The existence of the book was brought to the centre of proceedings when Tuifa’asisina claimed that Mata’afa Fa’avae did not meet the three-year monotaga requirement for candidates.
Tuifa’asisina together with Autagavaia Mu relied on the book’s contents to argue that Mata’afa didn’t render monotaga because there were no records of it in the book.
But lawyer Muriel Lui, acting on behalf of Mata’afa Fa’avae, had questioned the legitimacy of the book.
Ms. Lui queried Tuifa’asisina if the book was something that he and Autagavaia produced for the purpose of the proceedings.
Tuifa’asisina denied this saying that the book is the official master roll of those that render monotaga in the village.
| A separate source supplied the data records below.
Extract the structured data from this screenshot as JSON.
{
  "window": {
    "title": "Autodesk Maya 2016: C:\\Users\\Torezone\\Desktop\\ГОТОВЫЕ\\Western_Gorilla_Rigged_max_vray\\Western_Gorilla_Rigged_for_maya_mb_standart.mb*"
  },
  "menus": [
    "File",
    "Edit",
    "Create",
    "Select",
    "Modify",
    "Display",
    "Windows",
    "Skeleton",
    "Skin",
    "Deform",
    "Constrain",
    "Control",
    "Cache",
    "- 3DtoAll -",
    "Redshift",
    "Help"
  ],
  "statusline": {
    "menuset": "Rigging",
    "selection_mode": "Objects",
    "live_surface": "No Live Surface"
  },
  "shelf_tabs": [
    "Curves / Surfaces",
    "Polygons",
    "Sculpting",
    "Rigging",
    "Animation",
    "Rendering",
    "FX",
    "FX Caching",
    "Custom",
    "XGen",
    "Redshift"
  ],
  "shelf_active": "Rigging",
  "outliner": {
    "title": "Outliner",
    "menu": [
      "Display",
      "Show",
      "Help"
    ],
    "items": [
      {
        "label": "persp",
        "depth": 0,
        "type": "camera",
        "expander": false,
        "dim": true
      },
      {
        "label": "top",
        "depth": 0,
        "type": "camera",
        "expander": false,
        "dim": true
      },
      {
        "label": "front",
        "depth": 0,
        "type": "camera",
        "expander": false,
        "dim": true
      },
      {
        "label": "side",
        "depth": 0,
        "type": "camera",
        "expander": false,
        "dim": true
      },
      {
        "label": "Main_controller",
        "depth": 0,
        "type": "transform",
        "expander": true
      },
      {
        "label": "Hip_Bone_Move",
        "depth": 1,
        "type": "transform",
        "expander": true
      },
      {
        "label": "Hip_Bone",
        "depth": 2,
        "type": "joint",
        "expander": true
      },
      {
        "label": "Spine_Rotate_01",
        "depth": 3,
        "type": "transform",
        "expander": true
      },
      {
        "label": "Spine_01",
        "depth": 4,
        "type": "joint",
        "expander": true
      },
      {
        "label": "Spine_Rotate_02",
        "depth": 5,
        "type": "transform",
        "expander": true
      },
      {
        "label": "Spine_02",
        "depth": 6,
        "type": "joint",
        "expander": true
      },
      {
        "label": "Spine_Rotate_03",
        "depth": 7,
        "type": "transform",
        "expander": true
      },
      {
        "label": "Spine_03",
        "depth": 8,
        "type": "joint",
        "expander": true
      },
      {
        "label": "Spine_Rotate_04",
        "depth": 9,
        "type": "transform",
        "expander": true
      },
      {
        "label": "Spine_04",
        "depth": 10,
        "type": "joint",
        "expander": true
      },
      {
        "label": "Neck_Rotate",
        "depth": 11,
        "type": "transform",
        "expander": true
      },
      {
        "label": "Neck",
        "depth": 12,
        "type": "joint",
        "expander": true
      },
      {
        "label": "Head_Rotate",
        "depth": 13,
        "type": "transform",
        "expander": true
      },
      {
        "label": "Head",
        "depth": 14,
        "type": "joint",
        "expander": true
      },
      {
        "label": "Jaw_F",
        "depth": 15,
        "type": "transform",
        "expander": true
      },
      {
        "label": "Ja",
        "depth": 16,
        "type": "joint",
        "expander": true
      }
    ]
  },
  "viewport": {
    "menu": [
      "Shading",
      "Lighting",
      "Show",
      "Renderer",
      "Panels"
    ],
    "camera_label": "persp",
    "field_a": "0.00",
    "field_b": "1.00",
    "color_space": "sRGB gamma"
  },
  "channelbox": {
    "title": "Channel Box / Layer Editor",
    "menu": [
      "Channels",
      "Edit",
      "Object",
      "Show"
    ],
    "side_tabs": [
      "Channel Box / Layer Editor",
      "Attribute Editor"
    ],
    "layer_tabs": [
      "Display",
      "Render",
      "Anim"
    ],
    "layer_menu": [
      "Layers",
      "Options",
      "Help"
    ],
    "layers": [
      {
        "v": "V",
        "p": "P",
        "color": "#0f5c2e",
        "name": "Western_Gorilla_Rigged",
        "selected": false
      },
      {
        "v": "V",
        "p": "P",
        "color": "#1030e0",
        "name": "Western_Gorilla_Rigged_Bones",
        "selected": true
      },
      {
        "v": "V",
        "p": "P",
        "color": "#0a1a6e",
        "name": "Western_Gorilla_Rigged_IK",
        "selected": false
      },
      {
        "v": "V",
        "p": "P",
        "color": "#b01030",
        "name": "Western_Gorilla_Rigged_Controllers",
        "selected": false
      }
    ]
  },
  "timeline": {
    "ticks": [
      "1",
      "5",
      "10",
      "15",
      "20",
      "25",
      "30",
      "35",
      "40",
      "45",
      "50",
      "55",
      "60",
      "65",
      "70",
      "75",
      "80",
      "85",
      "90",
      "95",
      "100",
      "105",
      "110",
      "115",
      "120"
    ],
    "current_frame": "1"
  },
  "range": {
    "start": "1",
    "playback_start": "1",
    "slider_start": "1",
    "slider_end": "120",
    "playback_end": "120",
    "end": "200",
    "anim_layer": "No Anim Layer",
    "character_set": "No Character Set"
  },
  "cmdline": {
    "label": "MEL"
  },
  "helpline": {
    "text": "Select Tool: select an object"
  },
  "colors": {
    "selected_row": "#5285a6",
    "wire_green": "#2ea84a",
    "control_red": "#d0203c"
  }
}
The lawyer then put it to the M.P. that only he and Autagavaia were the only people aware of the existence of the book, and were relying on it to make their case that Mata’afa doesn’t qualify.
She said that it was the evidence of other matai from the village that no such book from the village recorded monotaga contributions.
Continuing her submission, the lawyer told the M.P. that it only he and Autagavaia deny Mata’afa did not render monotaga despite other matai from the same village contending otherwise.
Ms. Lui argued Mata’afa Fa’avae’s brother, who resides in the village, performs his monotaga on his behalf.
In response, Tuifa’asisina said he believed in the book’s authenticity and that it was essential to record the monotaga records of those from the village.
He further argued that Mata’afa Fa’avae lives in Hawaii and travels back and forth to Samoa.
Furthermore, he said that Mata’afa did not meet the monotaga requirement of three consecutive years demanded by the electoral law of candidates seeking to qualify for election.
But Ms. Lui put it to the M.P. that they created the book solely to rely on their case to disqualify Mata’afa and that the village doesn’t have a book for its monotaga.
She further put it to Tuifa’asisina that the book was just created just prior to the trial and there was evidence that only one pen was used to record the monotaga accounts recorded from 2015 to 2020.